This month, the head of the Electoral Commission confirmed what had already become apparent in the run-up to polling day on November 8. The Electoral Finance Act had had, said Dr Helena Catt, a “chilling effect on the extent and type of participation in political and campaign activity”. Her comment acknowledged the dearth of activity normally present during election campaigns as interest groups vigorously put their points of view.
Some will say this was always the intention – to make it harder for people to criticise the Government.
Understandably, the association has reacted strongly, saying it will likely legally challenge the commission’s verdict. “The decision … says, in effect, it is illegal to promote any views that oppose those of the government or an MP such as Mr Mallard in an election year,” it said.
A happy coincidence for Labour!
The real culprit here, however, is not the commission but the wording of the act, which probably left it with no choice. Not for no reason is Dr Catt now lambasting a “difficult law”, significant parts of which are “obscure” and hard to interpret. Not for no reason is she now using exactly the same language that critics, such as the Herald, were using as the legislation was rushed through Parliament without reflection or consensus.

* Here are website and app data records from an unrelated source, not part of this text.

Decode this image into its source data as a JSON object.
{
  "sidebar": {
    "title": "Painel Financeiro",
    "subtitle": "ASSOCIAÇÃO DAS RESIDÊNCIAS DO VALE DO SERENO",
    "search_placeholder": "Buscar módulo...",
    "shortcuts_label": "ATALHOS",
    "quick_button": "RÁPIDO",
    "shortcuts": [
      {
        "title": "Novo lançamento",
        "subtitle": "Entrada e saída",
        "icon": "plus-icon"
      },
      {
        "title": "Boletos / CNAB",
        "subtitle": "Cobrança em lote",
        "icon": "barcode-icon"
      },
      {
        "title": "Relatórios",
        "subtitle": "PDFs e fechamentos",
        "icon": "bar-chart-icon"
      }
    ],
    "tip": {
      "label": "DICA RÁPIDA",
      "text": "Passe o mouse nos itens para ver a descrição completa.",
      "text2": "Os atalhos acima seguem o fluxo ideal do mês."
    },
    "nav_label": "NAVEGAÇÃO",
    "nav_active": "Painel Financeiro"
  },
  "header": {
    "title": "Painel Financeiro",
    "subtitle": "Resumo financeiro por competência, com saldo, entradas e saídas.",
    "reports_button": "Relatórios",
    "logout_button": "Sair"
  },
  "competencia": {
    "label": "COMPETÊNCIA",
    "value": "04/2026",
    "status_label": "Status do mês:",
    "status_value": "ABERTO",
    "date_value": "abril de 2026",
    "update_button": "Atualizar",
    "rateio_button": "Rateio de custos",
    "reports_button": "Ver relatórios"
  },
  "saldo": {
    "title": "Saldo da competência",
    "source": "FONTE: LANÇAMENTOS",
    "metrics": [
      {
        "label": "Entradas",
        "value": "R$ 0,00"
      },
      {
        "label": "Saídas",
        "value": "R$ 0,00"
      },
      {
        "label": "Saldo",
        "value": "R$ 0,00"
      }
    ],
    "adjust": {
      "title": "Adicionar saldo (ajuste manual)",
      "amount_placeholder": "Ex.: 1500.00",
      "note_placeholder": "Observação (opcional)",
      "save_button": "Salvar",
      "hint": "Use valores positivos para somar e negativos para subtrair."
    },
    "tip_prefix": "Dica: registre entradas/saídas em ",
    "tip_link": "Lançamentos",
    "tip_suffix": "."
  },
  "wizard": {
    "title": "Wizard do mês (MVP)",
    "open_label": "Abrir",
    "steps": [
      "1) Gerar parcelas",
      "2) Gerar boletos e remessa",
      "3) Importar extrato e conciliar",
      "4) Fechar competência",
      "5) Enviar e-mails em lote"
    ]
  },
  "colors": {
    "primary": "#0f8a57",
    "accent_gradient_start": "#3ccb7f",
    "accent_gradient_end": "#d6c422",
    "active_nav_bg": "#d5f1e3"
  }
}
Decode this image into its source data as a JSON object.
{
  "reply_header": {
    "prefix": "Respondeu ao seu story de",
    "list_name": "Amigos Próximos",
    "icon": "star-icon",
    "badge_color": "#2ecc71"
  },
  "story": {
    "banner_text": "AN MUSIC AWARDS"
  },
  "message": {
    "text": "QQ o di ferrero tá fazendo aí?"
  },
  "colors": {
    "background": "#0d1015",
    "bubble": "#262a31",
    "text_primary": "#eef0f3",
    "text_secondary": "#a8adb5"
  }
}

And Dr Catt herself warned the law was unclear before it was passed. The three parties that forced it through have no defence.